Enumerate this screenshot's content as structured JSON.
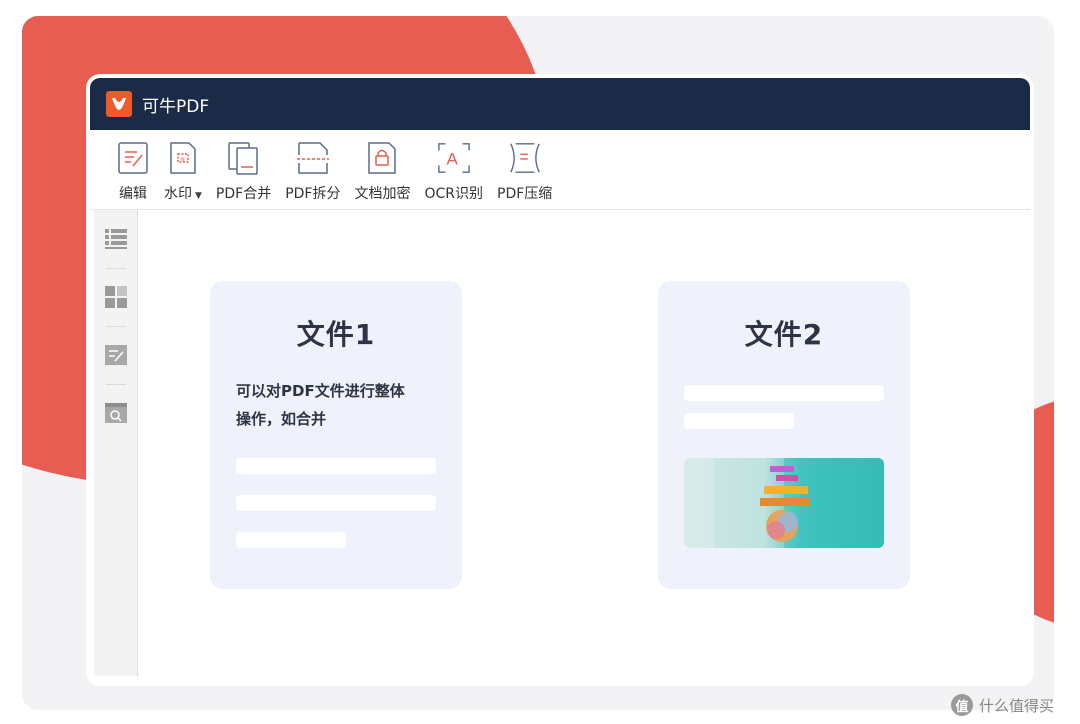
{
  "app": {
    "title": "可牛PDF"
  },
  "toolbar": {
    "items": [
      {
        "label": "编辑",
        "icon": "edit-icon"
      },
      {
        "label": "水印",
        "icon": "watermark-icon",
        "has_dropdown": true
      },
      {
        "label": "PDF合并",
        "icon": "merge-icon"
      },
      {
        "label": "PDF拆分",
        "icon": "split-icon"
      },
      {
        "label": "文档加密",
        "icon": "lock-icon"
      },
      {
        "label": "OCR识别",
        "icon": "ocr-icon"
      },
      {
        "label": "PDF压缩",
        "icon": "compress-icon"
      }
    ]
  },
  "sidebar": {
    "items": [
      {
        "icon": "list-icon"
      },
      {
        "icon": "thumbnail-grid-icon"
      },
      {
        "icon": "annotation-icon"
      },
      {
        "icon": "search-icon"
      }
    ]
  },
  "cards": [
    {
      "title": "文件1",
      "description_line1": "可以对PDF文件进行整体",
      "description_line2": "操作，如合并"
    },
    {
      "title": "文件2"
    }
  ],
  "watermark": {
    "symbol": "值",
    "text": "什么值得买"
  },
  "colors": {
    "accent": "#e85d52",
    "titlebar": "#1b2b47",
    "card": "#eff2fb",
    "logo": "#ef5a2d"
  }
}
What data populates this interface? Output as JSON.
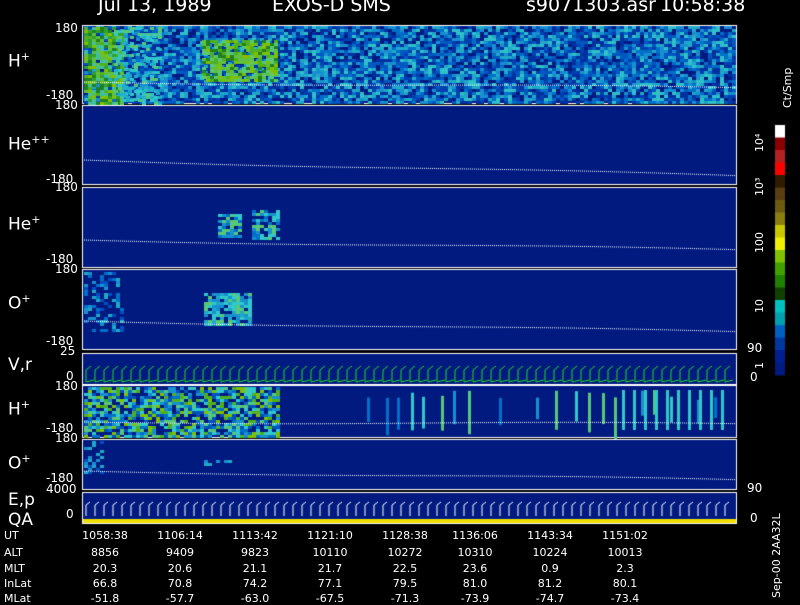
{
  "header": {
    "date": "Jul 13, 1989",
    "instrument": "EXOS-D SMS",
    "file": "s9071303.asr",
    "time": "10:58:38"
  },
  "panels": [
    {
      "id": "hplus",
      "label": "H",
      "sup": "+",
      "top_tick": "180",
      "bottom_tick": "-180"
    },
    {
      "id": "hepp",
      "label": "He",
      "sup": "++",
      "top_tick": "180",
      "bottom_tick": "-180"
    },
    {
      "id": "heplus",
      "label": "He",
      "sup": "+",
      "top_tick": "180",
      "bottom_tick": "-180"
    },
    {
      "id": "oplus",
      "label": "O",
      "sup": "+",
      "top_tick": "180",
      "bottom_tick": "-180",
      "right_tick": "90"
    },
    {
      "id": "vr",
      "label": "V,r",
      "sup": "",
      "top_tick": "25",
      "bottom_tick": "0",
      "right_tick": "0"
    },
    {
      "id": "hplus2",
      "label": "H",
      "sup": "+",
      "top_tick": "180",
      "bottom_tick": "-180"
    },
    {
      "id": "oplus2",
      "label": "O",
      "sup": "+",
      "top_tick": "180",
      "bottom_tick": "-180",
      "right_tick": "90"
    },
    {
      "id": "ep",
      "label": "E,p",
      "sup": "",
      "top_tick": "4000",
      "bottom_tick": "0",
      "right_tick": "0",
      "label2": "QA"
    }
  ],
  "colorbar": {
    "unit": "Ct/Smp",
    "labels": [
      "10⁴",
      "10³",
      "100",
      "10",
      "1"
    ],
    "colors": [
      "#ffffff",
      "#8b0000",
      "#b22222",
      "#ff0000",
      "#2e1b00",
      "#5a3d10",
      "#6b5a10",
      "#8b7d10",
      "#c8c800",
      "#f0f000",
      "#80c000",
      "#40a000",
      "#208000",
      "#104000",
      "#00c0c0",
      "#00a0b0",
      "#0060c0",
      "#0038a0",
      "#002090",
      "#001a80"
    ]
  },
  "ephemeris": {
    "rows": [
      {
        "label": "UT",
        "values": [
          "1058:38",
          "1106:14",
          "1113:42",
          "1121:10",
          "1128:38",
          "1136:06",
          "1143:34",
          "1151:02"
        ]
      },
      {
        "label": "ALT",
        "values": [
          "8856",
          "9409",
          "9823",
          "10110",
          "10272",
          "10310",
          "10224",
          "10013"
        ]
      },
      {
        "label": "MLT",
        "values": [
          "20.3",
          "20.6",
          "21.1",
          "21.7",
          "22.5",
          "23.6",
          "0.9",
          "2.3"
        ]
      },
      {
        "label": "InLat",
        "values": [
          "66.8",
          "70.8",
          "74.2",
          "77.1",
          "79.5",
          "81.0",
          "81.2",
          "80.1"
        ]
      },
      {
        "label": "MLat",
        "values": [
          "-51.8",
          "-57.7",
          "-63.0",
          "-67.5",
          "-71.3",
          "-73.9",
          "-74.7",
          "-73.4"
        ]
      }
    ]
  },
  "footer": {
    "stamp": "Sep-00  2AA32L"
  },
  "colors": {
    "background": "#000000",
    "field_bg": "#001a80",
    "trace_white": "#ffffff",
    "trace_green": "#22dd22",
    "qa_yellow": "#f0e000"
  }
}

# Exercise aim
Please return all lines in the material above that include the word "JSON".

# Solution
Enumerate this screenshot's content as structured JSON.
What data populates this interface? Output as JSON.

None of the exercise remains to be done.